I take my lead from the late, great Bobby Jones who believed that if you want to be known for being a great player, you have to have held the Claret Jug aloft at St Andrews. Harsh, but fair in my humble opinion. But if you ever run into Tom Watson, a five-time winner of this great championship, but never on the Old Course, don’t tell him I said that!
The way Tiger won in 2000, without hitting into a single bunker over the course of 72 holes, was the stuff that folklore is made of. Fifteen years later we are all still talking about it – as they will be when we’ve all turned our toes up and are watching down on St Andrews from Heaven Country Club.
I doubt that Rory will be able to control himself. He will be hitting a driver whenever he can, which I feel is the right move for him, especially the way the boy from Holywood bangs it off the tee. He drives it like a bullet, and for that reason he’ll inevitably find bunkers.
But he can, and will, make so many birdies that I don’t think it matters too much. For me, he is the overwhelming favourite. He shot a 63 in the opening round in 2010 – the joint-lowest round in a Major – and there could be more of the same this time if the wind stays away.
Jordan Spieth, after his Green Jacket-winning masterpiece at Augusta (and who knows, by the time you read this he might be a US Open champion, too) may struggle a little at The Old Course. I’m not sure he’s ever played there before, but the way he putts, nothing would surprise me.
He could win it, of that there’s no doubt, but experience is massive at St Andrews. Rory could walk 18 holes in the pitch-black on the Old Course and not fall into a single bunker. If Jordan Spieth wants to have a chance to win this great championship at the Home of Golf, he must have at least ten practice rounds.
I’m sorry, but I just can’t see that happening with the busy year-round schedules these top-tier professional have nowadays.
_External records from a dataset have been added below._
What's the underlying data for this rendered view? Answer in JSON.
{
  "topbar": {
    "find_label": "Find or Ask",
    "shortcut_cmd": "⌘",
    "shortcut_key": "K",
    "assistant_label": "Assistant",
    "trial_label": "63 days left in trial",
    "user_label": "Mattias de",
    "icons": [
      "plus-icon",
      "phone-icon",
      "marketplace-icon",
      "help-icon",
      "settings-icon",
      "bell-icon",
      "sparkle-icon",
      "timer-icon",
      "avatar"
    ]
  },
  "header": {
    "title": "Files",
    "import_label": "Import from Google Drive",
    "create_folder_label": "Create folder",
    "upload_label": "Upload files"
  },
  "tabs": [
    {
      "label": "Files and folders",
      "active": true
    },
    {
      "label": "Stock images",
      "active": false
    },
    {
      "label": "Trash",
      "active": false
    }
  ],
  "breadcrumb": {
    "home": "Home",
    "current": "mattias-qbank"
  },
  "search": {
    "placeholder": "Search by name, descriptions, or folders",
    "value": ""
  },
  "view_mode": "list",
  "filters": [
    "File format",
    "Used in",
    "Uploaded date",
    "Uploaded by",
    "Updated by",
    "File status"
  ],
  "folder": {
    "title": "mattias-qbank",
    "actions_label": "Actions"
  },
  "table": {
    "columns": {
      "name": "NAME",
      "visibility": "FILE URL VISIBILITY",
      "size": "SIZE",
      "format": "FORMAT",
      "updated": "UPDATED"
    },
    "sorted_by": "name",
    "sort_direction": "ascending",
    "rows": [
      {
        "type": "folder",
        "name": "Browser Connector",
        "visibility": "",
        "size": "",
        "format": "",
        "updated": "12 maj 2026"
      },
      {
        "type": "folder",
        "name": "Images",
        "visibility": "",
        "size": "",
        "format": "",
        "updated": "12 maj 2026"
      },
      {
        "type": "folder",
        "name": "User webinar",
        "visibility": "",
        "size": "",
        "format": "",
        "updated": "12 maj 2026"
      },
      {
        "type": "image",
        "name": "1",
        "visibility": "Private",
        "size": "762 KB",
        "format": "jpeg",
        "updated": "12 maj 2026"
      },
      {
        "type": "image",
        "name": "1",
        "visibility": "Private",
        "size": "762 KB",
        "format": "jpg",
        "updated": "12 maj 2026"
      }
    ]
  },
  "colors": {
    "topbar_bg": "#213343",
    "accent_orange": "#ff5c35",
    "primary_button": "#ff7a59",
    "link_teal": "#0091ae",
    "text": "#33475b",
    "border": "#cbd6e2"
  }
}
Oh to be young…
Another player who I think could fare well at St Andrews is the big-hitting Bubba Watson. With his length, and the way he can manoeuvre the golf ball, it’s a layout that should be right up his street. He’s another birdie machine, but I fear for Bubba, as I do with Jordan, when it comes to experience. I really think it will play a significant role at St Andrews. Have I said that already?
For those of you who have never had the pleasure of going to St Andrews, you must do it! Even though, in all honesty, it’s not the best venue for spectators. You have to watch about 99% of the golf from around the perimeters of the course. But St Andrews is about so much more than that.
As a spectacle, it is a golfing mecca. There’s something so magical about driving into St Andrews, seeing the R&A Clubhouse and the Swilcan Bridge, or even visiting the graves of Old and Young Tom Morris, who between them won eight of the first 12 Open Championships. This town bleeds golf, and will continue to do so until the world comes to an end.
If you don’t get that twinge I was talking about earlier when you’re in the ‘Auld Grey Toon’, you simply aren’t a golfer.
It’s electric during Open week. Everything comes alive. If you don’t currently have plans to be in St Andrews the week commencing July 13, then get on your bike. Call in favours, grovel, do whatever you have to, because you don’t want to miss out on one of golf’s unmissable experiences.